As ritic and public we would want to absorb in the work, not in the crude detail of the models, but in the context and process of the architecture. The processes which led to the creation of the buildings, is where the real juice for any young, aspiring architect is – to understand HOW the architect arrived at a final building design, and what the program looks like… Otherwise, it is devoid of architectural content. If it was a sculpture exhibition, then the art is not befitting the exhibition gallery. So, in short, if we are all poet/artists acting as architects in Bangladesh – then it is likely we can also have a strong presentation in galleries across the country. It is this sensitivity that often undermines the great work being done, and it is also this sensitivity which is necessary to respond accordingly. Imbalanced sensitivity, to me, shows a lack of maturity and perhaps we can rightly say we expect better from future presentations. For me, it also presented, unfortunately, a disconnect from the everyday reality of the problems of the city, and an absorption into the world of poetics, void of context and process. A desensitised sensitivity, which critically reflects on the idea that the poetics of space is the architects domain, nothing further. Models without any site context reflects this simple observation. Yes, the architect knows how to detail, and knows how to design buildings, it is a shame it was not presented and articulated as such.
Perhaps I can add some thoughts on some of the projects on view: The Ittefaq Babhan, is an oval glass office tower, with a crude plan, masses of waste-space and contains little thought of the real context of Bangladesh.
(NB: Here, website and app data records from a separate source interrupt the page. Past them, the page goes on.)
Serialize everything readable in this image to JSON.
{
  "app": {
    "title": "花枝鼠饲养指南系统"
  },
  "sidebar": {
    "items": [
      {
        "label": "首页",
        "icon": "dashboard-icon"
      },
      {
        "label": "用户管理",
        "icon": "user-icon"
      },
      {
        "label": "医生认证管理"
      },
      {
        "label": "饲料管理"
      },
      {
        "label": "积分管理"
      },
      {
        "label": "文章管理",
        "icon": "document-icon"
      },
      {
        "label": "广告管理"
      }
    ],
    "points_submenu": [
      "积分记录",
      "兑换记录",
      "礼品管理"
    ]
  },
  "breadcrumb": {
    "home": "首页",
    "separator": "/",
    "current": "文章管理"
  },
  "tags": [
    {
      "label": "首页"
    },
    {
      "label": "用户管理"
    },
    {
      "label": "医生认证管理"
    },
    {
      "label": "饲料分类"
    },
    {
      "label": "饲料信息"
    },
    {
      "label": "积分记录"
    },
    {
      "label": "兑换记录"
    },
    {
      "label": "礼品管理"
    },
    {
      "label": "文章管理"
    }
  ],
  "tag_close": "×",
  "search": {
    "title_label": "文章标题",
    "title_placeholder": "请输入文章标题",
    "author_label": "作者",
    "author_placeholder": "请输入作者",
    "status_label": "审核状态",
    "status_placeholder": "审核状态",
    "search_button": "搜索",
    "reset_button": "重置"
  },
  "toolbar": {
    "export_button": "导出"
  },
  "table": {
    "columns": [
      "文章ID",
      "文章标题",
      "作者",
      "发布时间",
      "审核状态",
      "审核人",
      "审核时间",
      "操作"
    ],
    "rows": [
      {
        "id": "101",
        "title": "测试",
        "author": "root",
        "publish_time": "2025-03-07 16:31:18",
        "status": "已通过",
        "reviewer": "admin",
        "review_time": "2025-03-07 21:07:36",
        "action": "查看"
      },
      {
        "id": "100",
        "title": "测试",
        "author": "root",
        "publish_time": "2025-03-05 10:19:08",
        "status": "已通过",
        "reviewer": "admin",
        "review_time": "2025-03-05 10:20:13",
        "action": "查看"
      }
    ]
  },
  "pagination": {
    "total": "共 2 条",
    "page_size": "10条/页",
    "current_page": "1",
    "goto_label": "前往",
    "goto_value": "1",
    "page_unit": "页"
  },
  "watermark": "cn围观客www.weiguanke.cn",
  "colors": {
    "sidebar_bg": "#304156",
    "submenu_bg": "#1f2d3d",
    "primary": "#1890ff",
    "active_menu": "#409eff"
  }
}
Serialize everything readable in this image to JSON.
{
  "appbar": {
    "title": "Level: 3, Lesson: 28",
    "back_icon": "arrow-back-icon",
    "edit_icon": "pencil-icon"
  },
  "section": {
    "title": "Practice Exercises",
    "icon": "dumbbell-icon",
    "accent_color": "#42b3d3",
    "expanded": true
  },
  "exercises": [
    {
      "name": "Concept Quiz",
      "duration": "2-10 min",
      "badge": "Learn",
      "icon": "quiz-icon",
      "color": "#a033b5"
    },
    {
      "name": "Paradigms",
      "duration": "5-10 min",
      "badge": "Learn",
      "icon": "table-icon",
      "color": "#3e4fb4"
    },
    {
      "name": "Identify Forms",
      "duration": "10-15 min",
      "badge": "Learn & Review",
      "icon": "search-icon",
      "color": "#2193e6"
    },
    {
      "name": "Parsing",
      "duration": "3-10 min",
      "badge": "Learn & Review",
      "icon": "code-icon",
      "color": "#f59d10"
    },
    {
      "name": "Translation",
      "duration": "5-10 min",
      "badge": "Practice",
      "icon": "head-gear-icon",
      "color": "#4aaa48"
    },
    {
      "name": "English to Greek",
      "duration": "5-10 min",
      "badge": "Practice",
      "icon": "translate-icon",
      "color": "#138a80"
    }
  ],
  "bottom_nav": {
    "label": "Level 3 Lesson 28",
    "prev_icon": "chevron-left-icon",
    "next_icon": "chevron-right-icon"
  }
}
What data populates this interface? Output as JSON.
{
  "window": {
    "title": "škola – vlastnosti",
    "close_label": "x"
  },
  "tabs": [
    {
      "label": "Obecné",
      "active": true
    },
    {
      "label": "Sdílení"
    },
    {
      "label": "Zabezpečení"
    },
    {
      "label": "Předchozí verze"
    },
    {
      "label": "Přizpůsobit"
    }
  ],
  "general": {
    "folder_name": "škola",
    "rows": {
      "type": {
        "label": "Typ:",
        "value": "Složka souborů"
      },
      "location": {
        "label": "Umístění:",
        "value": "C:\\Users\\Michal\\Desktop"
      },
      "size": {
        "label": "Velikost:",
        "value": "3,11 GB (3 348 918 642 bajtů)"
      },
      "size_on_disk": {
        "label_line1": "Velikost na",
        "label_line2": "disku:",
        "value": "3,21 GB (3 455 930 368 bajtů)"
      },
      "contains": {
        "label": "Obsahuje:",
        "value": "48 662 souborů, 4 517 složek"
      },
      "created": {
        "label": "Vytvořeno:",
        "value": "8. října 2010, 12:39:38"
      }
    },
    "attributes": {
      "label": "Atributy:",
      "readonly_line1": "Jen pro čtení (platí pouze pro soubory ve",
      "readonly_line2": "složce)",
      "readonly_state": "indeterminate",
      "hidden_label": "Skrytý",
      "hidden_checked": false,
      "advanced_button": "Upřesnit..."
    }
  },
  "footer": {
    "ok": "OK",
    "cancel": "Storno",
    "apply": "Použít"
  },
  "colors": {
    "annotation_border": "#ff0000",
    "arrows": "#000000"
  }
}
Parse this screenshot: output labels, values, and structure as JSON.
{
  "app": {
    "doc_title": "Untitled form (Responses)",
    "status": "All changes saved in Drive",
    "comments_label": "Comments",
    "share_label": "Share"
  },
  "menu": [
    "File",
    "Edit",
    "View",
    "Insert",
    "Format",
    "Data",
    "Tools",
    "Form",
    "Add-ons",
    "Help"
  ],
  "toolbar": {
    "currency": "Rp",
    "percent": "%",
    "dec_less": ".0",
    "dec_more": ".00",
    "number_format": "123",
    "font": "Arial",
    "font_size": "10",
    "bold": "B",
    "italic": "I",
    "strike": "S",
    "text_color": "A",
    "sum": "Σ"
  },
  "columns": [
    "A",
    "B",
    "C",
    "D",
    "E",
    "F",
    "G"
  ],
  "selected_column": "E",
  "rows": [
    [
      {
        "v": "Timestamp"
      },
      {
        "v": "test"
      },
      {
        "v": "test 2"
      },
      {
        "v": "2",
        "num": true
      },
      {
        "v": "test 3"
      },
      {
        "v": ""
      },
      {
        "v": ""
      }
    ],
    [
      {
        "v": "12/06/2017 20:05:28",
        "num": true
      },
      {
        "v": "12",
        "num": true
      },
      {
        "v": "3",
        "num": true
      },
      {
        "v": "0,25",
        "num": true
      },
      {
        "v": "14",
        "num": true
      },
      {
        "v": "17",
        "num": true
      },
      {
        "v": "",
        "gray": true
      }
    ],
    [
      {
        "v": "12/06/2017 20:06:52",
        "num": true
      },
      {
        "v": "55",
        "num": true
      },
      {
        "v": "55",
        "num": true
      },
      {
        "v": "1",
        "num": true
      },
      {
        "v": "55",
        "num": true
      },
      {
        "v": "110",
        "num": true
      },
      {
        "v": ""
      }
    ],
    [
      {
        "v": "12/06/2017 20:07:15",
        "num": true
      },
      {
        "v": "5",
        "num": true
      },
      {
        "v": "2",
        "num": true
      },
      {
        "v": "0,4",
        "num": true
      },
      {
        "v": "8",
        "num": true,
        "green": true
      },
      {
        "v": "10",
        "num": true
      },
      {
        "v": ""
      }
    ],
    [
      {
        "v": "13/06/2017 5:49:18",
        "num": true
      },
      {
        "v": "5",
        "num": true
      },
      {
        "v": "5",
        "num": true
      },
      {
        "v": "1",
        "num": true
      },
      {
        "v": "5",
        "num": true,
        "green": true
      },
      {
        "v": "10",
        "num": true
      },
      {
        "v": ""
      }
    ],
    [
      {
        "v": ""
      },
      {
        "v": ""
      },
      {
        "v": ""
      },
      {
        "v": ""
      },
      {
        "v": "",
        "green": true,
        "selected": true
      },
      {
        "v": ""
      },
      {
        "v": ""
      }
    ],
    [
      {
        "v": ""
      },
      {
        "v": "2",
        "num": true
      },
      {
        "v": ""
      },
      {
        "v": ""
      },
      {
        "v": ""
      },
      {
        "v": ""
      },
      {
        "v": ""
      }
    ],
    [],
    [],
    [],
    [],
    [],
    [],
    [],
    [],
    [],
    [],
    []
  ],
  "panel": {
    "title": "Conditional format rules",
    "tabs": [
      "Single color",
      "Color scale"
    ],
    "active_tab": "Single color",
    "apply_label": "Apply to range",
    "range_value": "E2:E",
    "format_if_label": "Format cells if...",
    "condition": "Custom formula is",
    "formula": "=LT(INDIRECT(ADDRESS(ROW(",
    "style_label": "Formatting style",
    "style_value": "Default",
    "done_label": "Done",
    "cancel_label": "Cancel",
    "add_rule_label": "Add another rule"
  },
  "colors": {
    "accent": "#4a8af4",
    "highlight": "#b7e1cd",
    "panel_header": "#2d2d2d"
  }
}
A glass tower without any real innovation: hardly fitting for an exhibition! I can imagine filling the entire building with central AC, and using decorative ‘green’ panels to suggest they will seriously keep out the heat and the glare? It would have been nice to see here, the reality of a glass tower existing in a context such as Bangladesh, with real connection with the topography, climate and cultural connotations that come with it.
An octagonal cyclone shelter, provides little clue as to how and where it sits, why it is actually needed to be octagonal, as oppose to square, or circle. It also provides a form that is alien to the landscape of Bangladesh. Maybe that is the intention. I am unsure as to where the Art lies within this project, maybe others can clarify?
The boat shaped Boat Museum, show a lack of depth of development, and perhaps an artists fancy and folly with the banal form, its simplistic, rather than simple, and although interesting, provides scope for little real engagement with site, surroundings and context, why this particular boat shape? Hard to decipher.
I have not had the honour of meeting the architect as yet, but have visited and seen some projects which are of note. Some of the projects did not reflect any real process, but a mere exercise of form, and forcing of spatial arrangements and program in the form. It is clear that my review loaded with criticism, but it is intended in the best of intention, as my passion is for an honest architecture and the desire to see Bangladeshi architects continue to succeed on an international platform.
What is telling is that, a friend who was visiting from London, UK, said ‘these buildings look like they have been taken out of the West End’, meaning they could have been plonked in London, New York or anywhere else. I fail to conclude in any other way.
For now, I shall continue reading Built upon Love by Alberto Perez Gomez, and try to understand the ethical dimension and role of the architect for our century. It is clear, however, that as architecture evolves in Bangladesh, there will be others who will rise to the challenge.
Thanks to Abdullah Lizu for providing some images.